It was a detective show. It was important to me because I saw that show and I wanted to be a detective. You don’t want to be something until you actually see it. That era was starting to show more black females in powerful roles and that was influential to me.”. – Interview with Superintendent Barbara West.

Spotlight on 1st Deputy Superintendent Eric Carter

This past July, the CPD promoted 28-year old Eric Carter to the first deputy superintendent. Previously, Carter had served as the chief of the bureau of counterterrorism and special operations.

Carter is a Missouri native who moved to Chicago with his mother after his parents separated. Eric Carter joined the Chicago Police Department at age 24 after serving in the US Marines. He has already taken on his role as a leader in the department as well as a leader in the minority community.

“We’ve got a good plan in place that will holistically help us address the current crime we’re seeing. We’re really working hard on the West and South sides because those are communities that need us most right now,” – 1st Deputy Superintendent Eric Carter Advocates & Role Models For The Community David Brown, Barbara West, and Eric Carter prove that being a police officer is more than wearing a uniform.

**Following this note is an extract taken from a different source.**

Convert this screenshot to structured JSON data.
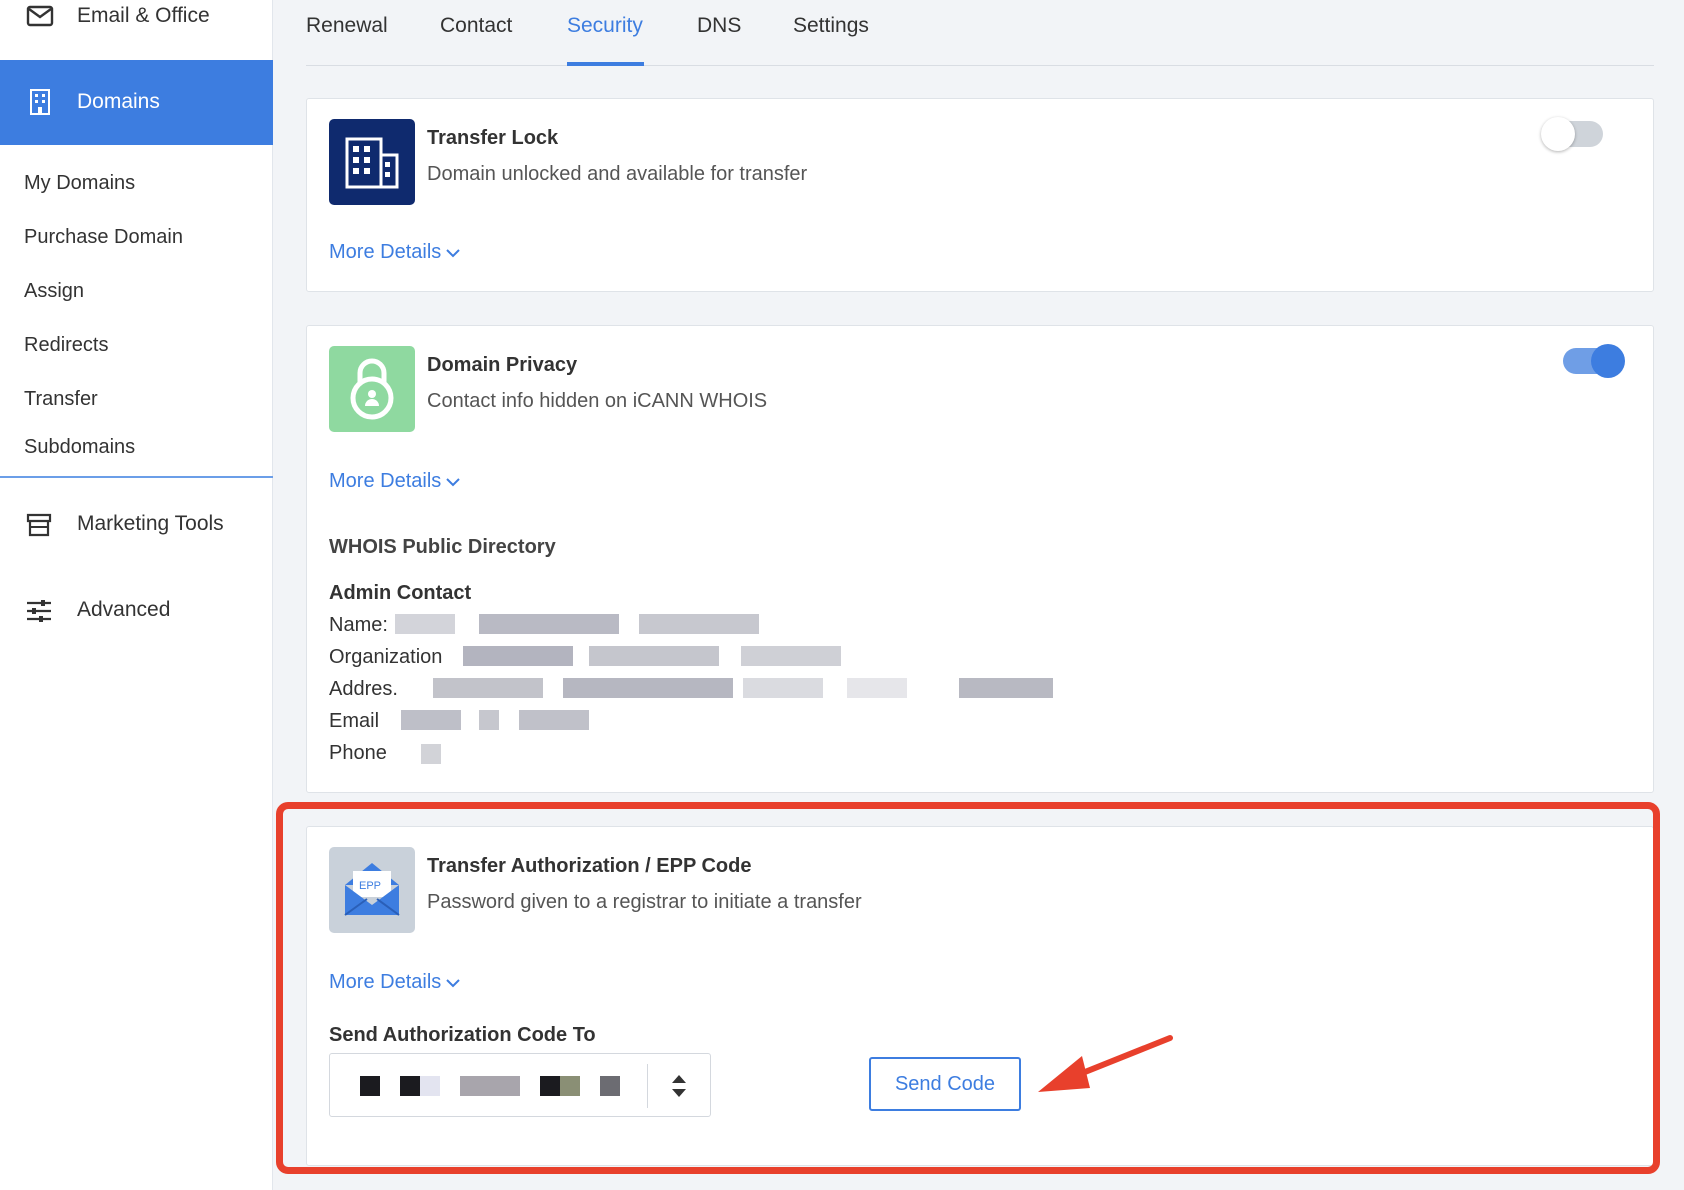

They are also advocating for their community. All three of them also identify with the disenfranchised youth who grew up in the south and west side neighborhoods of Chicago. Officer David Brown feels at home in those communities. Brown had grown up lower-income and was raised by his single mother and grandmother.

As advocates for their communities, they work with initiatives to develop jobs for at-risk age groups from 16-32. They also do a lot of rehabilitation and mentoring within the community. These three have shown that they are not just police officers. They genuinely care about their community.

Expanding Diversity in the Chicago Police Department & The State of Illinois

The Chicago Police Department embraces its minority officers within its ranks. As of 2018, only 23% of the police force were minorities. Even though the city of Chicago is one-third African-American, the police force doesn’t reflect that enough.

Chicago residents of all races and ethnicities are welcome to join the Chicago Police Department. Instead of inciting violence in your community, become an agent of change. Protect the city you care about – your family, home, and communities.

Superintendent Michael Brown announces retirements and staff promotions within the Chicago Police Department. He is ushering in the “next generation” of officers. This team will not be an “occupying force”. Rather, they will regularly perform community service in the same areas that they will ask to keep the peace.

About The Fraternal Order of Police

The Fraternal Order of Police (FOP), founded over 100 years ago in 1915, is the largest organization of sworn law enforcement officers in the United States. With a proud tradition of officers representing officers, the FOP is also the most respected and most recognized police organization in the country.

Additionally, the Illinois FOP is the second largest State Lodge, proudly representing over 33,000 active duty and retired police officers – more than 10 percent of all FOP members nationwide. Are you a police officer in Illinois? Join more than 33,000 full-time, sworn-in law enforcement professionals who live or work in the state of Illinois. Become a Member of the Illinois Fraternal Order of Police.